[Extracted records]

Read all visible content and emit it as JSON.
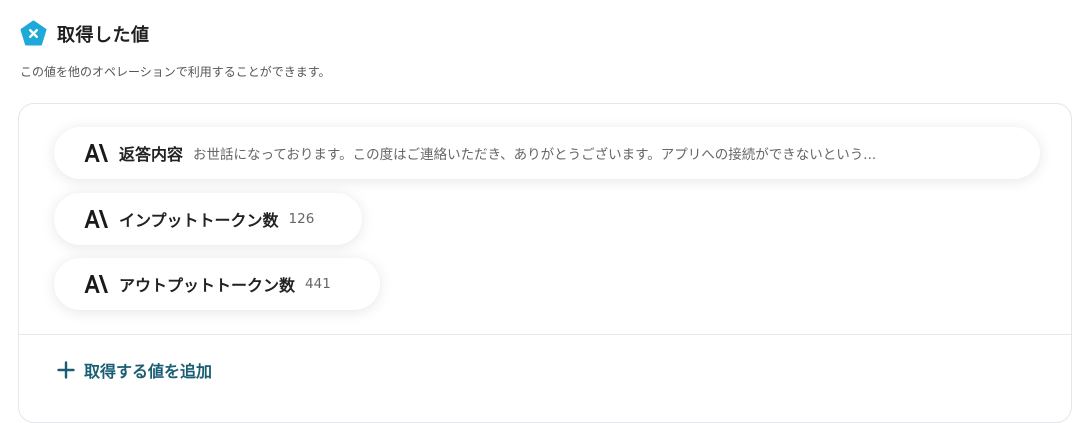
{
  "header": {
    "icon": "pentagon-x-icon",
    "title": "取得した値",
    "description": "この値を他のオペレーションで利用することができます。"
  },
  "values": [
    {
      "icon": "anthropic-logo-icon",
      "label": "返答内容",
      "value": "お世話になっております。この度はご連絡いただき、ありがとうございます。アプリへの接続ができないという..."
    },
    {
      "icon": "anthropic-logo-icon",
      "label": "インプットトークン数",
      "value": "126"
    },
    {
      "icon": "anthropic-logo-icon",
      "label": "アウトプットトークン数",
      "value": "441"
    }
  ],
  "add_button": {
    "label": "取得する値を追加",
    "icon": "plus-icon"
  },
  "colors": {
    "accent": "#1a5e73",
    "icon_bg": "#1fa9d8"
  }
}
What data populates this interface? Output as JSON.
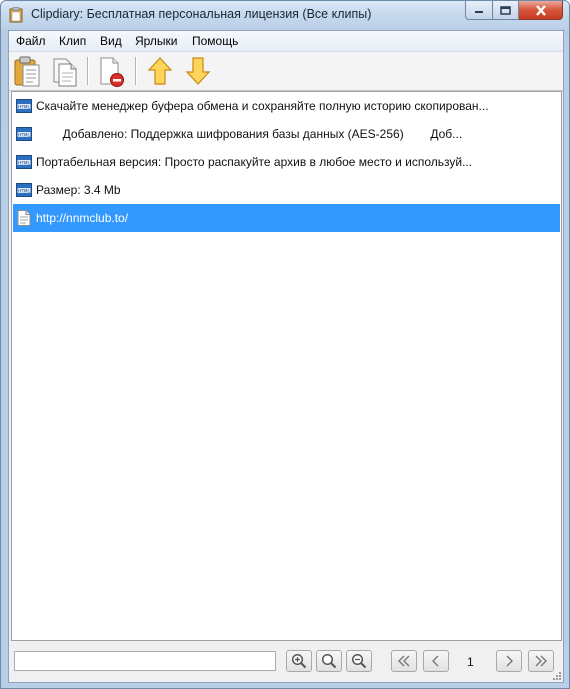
{
  "window": {
    "title": "Clipdiary: Бесплатная персональная лицензия (Все клипы)"
  },
  "menu": {
    "items": [
      "Файл",
      "Клип",
      "Вид",
      "Ярлыки",
      "Помощь"
    ]
  },
  "toolbar": {
    "buttons": [
      {
        "icon": "clipboard-paste-icon"
      },
      {
        "icon": "copy-document-icon"
      },
      {
        "icon": "delete-clip-icon"
      },
      {
        "icon": "arrow-up-icon"
      },
      {
        "icon": "arrow-down-icon"
      }
    ]
  },
  "clips": [
    {
      "type": "html",
      "icon": "html-clip-icon",
      "text": "Скачайте менеджер буфера обмена и сохраняйте полную историю скопирован..."
    },
    {
      "type": "html",
      "icon": "html-clip-icon",
      "text": "        Добавлено: Поддержка шифрования базы данных (AES-256)        Доб..."
    },
    {
      "type": "html",
      "icon": "html-clip-icon",
      "text": "Портабельная версия: Просто распакуйте архив в любое место и используй..."
    },
    {
      "type": "html",
      "icon": "html-clip-icon",
      "text": "Размер: 3.4 Mb"
    },
    {
      "type": "text",
      "icon": "text-clip-icon",
      "text": "http://nnmclub.to/",
      "selected": true
    }
  ],
  "search": {
    "value": "",
    "placeholder": ""
  },
  "pager": {
    "page": "1"
  },
  "colors": {
    "selection": "#3399ff",
    "title_bar": "#c3d6ec",
    "close_button": "#c43c22"
  }
}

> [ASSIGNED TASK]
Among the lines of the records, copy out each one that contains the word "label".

> [YOUR RESPONSE]
      "label": "返答内容",
      "label": "インプットトークン数",
      "label": "アウトプットトークン数",
    "label": "取得する値を追加",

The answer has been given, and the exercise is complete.